- **Work task**
The answer must consist solely of the lines from the one containing "Enumerate this screenshot's" to the end of the entries below, repeated exactly.

- **Dataset**
###

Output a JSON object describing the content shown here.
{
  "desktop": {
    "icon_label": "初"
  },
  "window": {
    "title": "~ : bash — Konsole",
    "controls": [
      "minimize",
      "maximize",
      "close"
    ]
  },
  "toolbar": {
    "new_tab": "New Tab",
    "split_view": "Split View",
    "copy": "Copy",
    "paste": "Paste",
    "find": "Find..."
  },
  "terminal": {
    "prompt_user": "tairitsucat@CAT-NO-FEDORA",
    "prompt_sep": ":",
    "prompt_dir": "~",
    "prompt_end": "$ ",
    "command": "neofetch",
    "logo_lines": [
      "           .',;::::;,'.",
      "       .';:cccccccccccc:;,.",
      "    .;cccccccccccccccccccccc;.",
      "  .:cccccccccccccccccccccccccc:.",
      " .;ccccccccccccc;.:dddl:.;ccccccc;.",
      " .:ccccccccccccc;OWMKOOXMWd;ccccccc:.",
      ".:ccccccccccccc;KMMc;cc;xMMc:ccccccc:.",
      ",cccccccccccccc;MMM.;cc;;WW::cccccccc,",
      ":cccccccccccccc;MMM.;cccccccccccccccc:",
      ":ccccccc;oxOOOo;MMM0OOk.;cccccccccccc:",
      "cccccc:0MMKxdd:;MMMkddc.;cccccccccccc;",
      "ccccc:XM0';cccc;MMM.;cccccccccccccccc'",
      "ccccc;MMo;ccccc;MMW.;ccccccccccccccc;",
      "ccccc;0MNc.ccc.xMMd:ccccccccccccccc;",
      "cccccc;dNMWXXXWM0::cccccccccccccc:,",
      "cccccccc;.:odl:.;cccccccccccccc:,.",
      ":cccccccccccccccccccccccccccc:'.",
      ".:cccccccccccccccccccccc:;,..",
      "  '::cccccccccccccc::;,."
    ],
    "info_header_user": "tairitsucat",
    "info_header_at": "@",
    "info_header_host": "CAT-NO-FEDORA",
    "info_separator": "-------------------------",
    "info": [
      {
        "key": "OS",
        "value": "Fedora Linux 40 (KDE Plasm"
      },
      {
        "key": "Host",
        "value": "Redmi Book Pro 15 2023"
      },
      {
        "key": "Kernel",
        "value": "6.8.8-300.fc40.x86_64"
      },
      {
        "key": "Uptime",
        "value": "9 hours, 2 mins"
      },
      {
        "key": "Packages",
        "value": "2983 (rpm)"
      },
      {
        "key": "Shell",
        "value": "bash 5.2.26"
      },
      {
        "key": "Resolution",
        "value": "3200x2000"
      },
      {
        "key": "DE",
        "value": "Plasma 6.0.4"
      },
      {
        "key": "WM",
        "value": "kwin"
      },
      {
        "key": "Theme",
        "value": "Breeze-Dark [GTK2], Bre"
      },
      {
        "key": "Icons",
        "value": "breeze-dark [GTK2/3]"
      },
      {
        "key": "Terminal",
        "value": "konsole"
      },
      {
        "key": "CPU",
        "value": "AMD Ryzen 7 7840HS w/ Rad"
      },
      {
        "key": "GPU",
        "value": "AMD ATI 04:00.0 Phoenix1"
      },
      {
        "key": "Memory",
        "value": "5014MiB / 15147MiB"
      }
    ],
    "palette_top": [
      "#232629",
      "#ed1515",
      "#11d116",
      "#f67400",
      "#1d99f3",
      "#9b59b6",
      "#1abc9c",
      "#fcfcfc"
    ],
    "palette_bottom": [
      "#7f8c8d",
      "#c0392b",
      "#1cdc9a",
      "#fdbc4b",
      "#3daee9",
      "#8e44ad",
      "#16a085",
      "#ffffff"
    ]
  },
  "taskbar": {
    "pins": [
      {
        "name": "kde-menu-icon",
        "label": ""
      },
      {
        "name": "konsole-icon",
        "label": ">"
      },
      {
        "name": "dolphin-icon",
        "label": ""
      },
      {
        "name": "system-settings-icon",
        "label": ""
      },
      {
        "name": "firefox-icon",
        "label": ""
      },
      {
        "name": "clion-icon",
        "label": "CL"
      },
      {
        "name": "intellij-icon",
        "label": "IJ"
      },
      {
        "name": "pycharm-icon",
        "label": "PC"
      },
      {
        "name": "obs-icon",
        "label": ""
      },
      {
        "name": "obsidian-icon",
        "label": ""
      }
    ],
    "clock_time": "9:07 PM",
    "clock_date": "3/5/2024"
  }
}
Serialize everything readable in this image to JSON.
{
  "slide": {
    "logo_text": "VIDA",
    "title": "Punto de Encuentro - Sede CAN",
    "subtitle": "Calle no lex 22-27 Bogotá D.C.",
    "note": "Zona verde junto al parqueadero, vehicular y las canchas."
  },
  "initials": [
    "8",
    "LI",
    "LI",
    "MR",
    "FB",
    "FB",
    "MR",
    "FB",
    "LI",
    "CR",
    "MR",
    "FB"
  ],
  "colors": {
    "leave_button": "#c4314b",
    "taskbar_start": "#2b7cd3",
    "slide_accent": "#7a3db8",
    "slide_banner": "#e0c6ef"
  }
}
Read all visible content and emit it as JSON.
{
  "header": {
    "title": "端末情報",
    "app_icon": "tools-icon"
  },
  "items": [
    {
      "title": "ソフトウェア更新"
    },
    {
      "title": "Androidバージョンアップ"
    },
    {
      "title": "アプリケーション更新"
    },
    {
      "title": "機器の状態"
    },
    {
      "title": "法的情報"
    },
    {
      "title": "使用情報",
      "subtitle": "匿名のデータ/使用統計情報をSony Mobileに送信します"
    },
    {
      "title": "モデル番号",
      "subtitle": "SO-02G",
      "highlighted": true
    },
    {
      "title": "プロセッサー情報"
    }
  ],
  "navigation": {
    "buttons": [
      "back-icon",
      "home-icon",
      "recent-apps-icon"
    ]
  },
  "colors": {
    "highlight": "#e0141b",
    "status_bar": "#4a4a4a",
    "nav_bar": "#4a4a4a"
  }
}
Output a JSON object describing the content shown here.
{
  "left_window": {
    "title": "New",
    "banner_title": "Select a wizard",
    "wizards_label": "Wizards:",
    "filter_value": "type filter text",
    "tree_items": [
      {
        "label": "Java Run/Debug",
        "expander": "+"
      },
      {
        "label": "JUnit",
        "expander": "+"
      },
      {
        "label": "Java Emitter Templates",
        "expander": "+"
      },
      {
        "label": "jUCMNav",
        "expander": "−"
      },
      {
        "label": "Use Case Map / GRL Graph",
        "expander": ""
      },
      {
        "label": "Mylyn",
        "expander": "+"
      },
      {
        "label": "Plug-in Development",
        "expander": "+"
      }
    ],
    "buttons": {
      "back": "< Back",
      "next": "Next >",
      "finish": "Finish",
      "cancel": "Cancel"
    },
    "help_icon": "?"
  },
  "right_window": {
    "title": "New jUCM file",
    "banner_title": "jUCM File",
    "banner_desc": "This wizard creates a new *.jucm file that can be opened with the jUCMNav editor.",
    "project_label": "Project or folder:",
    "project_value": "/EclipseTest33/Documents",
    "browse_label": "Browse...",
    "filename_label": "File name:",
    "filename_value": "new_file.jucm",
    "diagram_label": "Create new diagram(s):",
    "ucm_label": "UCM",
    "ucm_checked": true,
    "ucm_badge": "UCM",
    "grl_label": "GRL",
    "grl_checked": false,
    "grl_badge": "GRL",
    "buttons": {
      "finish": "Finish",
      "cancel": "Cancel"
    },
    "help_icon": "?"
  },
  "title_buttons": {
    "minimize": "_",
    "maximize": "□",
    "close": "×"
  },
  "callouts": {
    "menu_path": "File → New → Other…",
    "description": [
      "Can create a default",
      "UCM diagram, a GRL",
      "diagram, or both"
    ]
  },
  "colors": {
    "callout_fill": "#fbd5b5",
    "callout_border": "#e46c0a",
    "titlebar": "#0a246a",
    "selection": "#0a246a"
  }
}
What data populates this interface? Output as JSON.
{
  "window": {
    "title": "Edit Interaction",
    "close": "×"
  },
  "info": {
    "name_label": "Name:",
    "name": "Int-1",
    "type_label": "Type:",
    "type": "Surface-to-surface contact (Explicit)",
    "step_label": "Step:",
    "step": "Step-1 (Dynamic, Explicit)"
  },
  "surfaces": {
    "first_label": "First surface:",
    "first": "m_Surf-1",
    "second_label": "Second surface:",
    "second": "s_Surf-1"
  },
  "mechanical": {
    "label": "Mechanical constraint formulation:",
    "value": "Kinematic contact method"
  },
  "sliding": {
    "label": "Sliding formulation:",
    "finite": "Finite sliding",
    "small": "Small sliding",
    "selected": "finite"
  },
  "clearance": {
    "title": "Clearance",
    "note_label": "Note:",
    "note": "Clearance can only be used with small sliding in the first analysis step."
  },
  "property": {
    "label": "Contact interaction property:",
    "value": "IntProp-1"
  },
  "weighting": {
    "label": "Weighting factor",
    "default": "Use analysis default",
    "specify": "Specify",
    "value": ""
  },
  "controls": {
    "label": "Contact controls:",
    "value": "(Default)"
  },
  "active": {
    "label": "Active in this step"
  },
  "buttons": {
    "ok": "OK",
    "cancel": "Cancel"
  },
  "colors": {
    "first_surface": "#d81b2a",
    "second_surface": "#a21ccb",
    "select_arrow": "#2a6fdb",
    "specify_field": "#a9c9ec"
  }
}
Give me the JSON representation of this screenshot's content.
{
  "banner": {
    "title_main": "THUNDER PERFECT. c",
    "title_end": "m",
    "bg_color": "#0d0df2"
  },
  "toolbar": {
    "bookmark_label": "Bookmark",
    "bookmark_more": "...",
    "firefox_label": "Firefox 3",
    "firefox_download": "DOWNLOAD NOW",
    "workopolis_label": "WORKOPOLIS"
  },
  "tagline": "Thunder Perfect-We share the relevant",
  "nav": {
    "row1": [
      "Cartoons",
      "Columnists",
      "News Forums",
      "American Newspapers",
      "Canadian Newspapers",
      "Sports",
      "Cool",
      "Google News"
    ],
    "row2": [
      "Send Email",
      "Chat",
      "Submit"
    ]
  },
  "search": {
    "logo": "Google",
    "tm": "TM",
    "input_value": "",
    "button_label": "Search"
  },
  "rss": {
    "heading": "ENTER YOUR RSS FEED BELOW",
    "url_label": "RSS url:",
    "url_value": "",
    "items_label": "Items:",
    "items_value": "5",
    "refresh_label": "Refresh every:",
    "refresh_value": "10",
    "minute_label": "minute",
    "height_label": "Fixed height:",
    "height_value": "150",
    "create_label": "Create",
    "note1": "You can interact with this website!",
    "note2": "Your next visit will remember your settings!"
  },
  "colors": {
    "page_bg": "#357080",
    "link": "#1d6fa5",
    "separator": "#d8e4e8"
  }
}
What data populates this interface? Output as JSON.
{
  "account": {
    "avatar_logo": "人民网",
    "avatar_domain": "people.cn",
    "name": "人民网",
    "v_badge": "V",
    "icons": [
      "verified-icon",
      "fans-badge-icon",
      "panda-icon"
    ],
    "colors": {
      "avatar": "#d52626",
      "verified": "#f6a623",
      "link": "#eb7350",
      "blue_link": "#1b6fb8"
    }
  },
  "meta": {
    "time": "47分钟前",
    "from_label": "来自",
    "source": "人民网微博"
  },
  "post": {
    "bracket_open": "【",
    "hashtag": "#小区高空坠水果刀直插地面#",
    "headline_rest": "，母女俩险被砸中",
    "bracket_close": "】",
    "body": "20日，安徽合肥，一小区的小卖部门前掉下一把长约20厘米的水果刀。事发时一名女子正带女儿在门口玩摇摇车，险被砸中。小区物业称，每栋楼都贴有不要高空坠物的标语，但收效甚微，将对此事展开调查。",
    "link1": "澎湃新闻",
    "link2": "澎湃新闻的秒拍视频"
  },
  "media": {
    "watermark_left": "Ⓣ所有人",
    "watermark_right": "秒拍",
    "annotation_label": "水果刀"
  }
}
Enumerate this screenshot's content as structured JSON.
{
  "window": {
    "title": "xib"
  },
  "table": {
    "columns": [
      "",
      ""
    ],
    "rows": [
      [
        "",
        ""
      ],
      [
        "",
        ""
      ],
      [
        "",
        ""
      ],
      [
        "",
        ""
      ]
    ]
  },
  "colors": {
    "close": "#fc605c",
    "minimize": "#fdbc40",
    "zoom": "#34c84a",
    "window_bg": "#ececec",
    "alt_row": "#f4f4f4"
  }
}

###

- **Exercise output**
Enumerate this screenshot's content as structured JSON.
{
  "window": {
    "title": "xib"
  },
  "table": {
    "columns": [
      "",
      ""
    ],
    "rows": [
      [
        "",
        ""
      ],
      [
        "",
        ""
      ],
      [
        "",
        ""
      ],
      [
        "",
        ""
      ]
    ]
  },
  "colors": {
    "close": "#fc605c",
    "minimize": "#fdbc40",
    "zoom": "#34c84a",
    "window_bg": "#ececec",
    "alt_row": "#f4f4f4"
  }
}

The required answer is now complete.